▼
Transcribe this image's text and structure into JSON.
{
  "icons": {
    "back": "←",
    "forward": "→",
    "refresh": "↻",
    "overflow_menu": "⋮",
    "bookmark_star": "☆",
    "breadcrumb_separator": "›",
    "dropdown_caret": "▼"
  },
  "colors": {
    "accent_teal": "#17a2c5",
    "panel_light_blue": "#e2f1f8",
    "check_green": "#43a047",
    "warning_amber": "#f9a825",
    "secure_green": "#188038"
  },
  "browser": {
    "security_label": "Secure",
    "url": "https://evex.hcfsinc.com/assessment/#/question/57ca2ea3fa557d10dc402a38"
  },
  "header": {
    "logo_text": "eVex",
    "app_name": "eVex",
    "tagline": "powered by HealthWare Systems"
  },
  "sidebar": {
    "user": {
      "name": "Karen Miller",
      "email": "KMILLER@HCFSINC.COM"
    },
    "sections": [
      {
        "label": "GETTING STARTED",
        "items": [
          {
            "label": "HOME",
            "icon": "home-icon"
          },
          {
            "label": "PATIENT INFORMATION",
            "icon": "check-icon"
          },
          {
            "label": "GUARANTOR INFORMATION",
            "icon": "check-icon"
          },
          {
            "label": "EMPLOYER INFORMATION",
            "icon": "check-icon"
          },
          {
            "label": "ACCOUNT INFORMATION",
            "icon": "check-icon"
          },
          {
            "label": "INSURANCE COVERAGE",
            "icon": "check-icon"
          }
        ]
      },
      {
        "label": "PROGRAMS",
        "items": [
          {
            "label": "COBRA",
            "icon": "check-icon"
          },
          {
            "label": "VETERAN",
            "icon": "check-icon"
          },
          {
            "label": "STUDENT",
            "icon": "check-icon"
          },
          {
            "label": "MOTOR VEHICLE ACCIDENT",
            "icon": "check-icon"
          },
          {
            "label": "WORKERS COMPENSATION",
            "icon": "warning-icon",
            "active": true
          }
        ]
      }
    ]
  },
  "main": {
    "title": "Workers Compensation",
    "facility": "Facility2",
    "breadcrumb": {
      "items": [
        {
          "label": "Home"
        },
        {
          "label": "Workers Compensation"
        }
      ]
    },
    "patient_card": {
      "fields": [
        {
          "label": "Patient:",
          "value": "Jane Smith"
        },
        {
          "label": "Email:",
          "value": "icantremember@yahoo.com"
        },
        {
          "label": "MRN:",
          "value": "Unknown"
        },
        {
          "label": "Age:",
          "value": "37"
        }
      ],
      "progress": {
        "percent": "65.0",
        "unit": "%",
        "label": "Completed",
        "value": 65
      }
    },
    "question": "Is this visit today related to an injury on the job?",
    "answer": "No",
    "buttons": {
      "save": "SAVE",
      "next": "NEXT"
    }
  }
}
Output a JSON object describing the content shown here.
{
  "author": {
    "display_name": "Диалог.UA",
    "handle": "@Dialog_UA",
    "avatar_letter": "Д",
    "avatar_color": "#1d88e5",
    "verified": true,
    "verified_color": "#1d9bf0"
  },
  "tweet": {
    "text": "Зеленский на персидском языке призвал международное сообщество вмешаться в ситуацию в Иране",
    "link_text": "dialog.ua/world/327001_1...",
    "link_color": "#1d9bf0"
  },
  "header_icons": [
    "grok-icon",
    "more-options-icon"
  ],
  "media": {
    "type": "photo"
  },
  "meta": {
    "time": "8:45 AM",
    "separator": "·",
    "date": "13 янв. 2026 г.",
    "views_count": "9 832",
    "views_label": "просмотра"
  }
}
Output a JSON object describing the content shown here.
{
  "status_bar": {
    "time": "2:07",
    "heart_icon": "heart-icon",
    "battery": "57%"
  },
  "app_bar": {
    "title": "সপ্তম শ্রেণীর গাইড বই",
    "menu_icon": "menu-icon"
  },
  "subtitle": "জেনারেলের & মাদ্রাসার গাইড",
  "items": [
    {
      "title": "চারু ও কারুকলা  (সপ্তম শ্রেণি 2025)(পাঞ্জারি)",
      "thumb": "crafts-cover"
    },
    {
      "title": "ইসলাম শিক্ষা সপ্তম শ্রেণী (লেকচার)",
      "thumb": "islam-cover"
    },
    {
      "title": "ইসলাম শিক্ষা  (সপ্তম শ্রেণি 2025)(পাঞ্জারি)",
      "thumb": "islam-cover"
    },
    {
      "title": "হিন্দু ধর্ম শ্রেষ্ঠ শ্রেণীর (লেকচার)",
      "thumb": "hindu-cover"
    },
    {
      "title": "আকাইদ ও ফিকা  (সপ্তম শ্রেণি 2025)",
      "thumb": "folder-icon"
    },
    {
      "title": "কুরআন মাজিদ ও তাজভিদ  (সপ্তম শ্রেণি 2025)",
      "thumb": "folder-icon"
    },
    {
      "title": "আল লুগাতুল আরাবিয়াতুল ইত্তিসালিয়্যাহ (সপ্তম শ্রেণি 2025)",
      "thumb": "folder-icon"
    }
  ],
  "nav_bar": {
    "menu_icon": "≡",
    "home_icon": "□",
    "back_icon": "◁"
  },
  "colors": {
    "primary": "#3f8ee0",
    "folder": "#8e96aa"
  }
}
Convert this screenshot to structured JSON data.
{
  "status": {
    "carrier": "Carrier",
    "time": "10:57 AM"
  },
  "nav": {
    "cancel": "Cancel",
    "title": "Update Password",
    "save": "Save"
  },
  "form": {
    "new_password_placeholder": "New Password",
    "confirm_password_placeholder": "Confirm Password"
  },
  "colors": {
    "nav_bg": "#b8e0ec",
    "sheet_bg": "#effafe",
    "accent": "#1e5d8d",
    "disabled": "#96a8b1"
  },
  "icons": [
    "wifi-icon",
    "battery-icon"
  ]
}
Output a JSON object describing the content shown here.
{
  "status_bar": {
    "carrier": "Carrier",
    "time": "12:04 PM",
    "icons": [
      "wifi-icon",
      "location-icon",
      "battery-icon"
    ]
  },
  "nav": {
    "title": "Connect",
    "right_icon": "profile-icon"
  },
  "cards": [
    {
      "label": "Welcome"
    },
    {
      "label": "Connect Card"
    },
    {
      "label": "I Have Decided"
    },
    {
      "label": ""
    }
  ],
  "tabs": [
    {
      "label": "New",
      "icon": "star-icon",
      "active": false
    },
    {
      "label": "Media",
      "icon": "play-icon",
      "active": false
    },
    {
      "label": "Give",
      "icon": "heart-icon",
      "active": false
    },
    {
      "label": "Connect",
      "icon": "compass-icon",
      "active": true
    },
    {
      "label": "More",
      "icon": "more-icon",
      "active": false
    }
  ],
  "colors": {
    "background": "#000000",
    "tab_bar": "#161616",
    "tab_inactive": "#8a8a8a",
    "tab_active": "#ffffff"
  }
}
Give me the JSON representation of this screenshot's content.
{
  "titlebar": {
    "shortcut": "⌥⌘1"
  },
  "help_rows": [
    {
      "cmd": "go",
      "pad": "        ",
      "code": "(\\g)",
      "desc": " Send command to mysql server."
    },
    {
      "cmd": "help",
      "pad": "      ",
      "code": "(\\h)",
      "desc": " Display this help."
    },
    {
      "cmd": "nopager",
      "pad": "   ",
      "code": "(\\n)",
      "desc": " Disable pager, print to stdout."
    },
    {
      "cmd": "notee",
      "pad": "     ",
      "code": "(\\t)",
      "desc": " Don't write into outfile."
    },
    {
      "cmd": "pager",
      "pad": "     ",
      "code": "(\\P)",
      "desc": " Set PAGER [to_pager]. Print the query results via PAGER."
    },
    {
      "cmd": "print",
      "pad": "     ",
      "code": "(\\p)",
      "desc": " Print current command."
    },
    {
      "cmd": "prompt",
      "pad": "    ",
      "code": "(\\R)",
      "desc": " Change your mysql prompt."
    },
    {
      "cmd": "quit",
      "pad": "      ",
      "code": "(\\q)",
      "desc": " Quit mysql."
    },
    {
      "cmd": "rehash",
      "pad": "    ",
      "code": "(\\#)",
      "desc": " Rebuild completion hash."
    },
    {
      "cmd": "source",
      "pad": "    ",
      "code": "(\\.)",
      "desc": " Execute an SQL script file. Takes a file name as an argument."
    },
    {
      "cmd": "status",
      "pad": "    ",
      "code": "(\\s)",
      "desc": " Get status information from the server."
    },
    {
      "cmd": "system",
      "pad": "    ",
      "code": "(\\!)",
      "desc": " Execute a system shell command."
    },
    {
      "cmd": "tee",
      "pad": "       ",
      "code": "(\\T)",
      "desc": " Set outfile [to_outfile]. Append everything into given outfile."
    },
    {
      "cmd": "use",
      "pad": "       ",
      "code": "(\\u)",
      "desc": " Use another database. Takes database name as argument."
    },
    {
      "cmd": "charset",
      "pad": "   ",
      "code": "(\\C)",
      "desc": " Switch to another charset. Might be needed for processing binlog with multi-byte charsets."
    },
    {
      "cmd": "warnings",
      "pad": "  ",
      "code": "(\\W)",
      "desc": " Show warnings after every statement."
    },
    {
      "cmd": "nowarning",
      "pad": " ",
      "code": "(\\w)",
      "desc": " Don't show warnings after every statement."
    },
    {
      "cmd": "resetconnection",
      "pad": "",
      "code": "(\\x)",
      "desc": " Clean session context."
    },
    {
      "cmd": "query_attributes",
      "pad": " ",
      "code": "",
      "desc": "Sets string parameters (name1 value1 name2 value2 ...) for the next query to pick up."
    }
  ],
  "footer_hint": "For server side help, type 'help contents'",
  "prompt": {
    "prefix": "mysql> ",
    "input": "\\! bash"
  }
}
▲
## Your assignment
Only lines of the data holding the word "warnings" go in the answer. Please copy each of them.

## Exercise response
      "cmd": "warnings",
      "desc": " Show warnings after every statement."
      "desc": " Don't show warnings after every statement."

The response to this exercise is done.